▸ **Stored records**
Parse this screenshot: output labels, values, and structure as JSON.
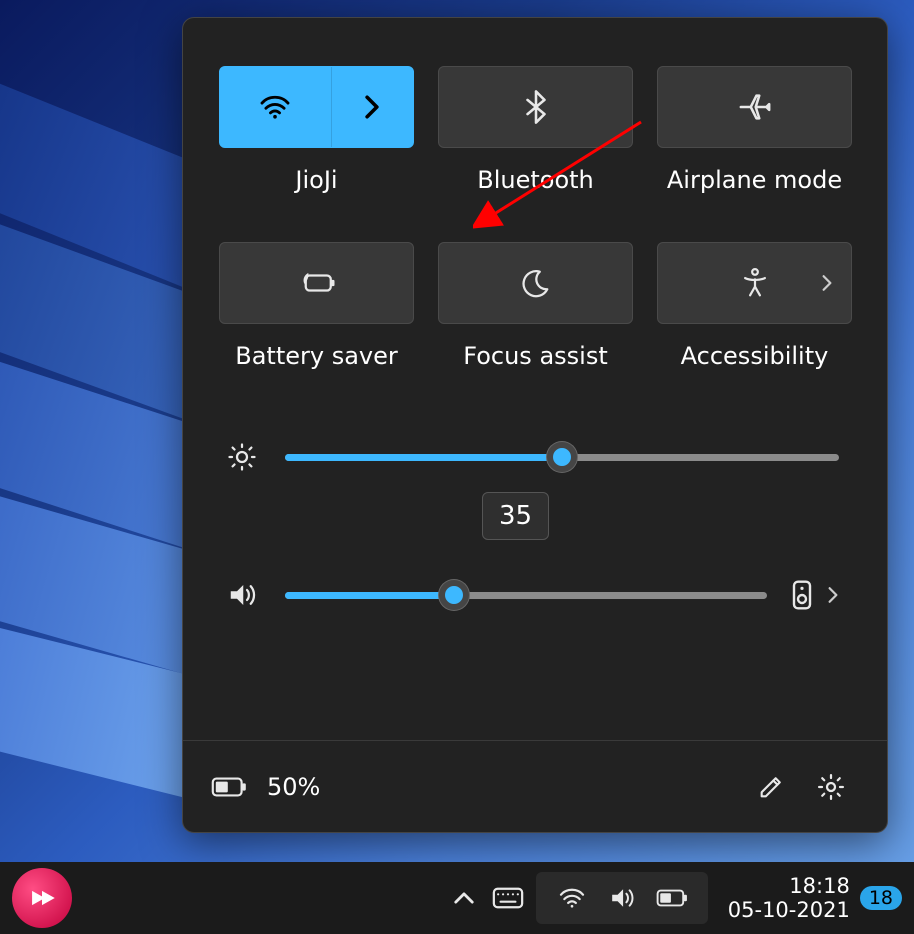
{
  "panel": {
    "tiles": [
      {
        "label": "JioJi",
        "active": true,
        "split": true,
        "icon": "wifi",
        "arrow": true
      },
      {
        "label": "Bluetooth",
        "active": false,
        "icon": "bluetooth"
      },
      {
        "label": "Airplane mode",
        "active": false,
        "icon": "airplane"
      },
      {
        "label": "Battery saver",
        "active": false,
        "icon": "battery-saver"
      },
      {
        "label": "Focus assist",
        "active": false,
        "icon": "moon"
      },
      {
        "label": "Accessibility",
        "active": false,
        "icon": "accessibility",
        "sub_arrow": true
      }
    ],
    "brightness": {
      "value": 50,
      "tooltip": "35"
    },
    "volume": {
      "value": 35
    },
    "battery_text": "50%"
  },
  "taskbar": {
    "time": "18:18",
    "date": "05-10-2021",
    "notification_count": "18"
  }
}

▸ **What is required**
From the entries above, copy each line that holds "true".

▸ **Task output**
        "active": true,
        "split": true,
        "arrow": true
        "sub_arrow": true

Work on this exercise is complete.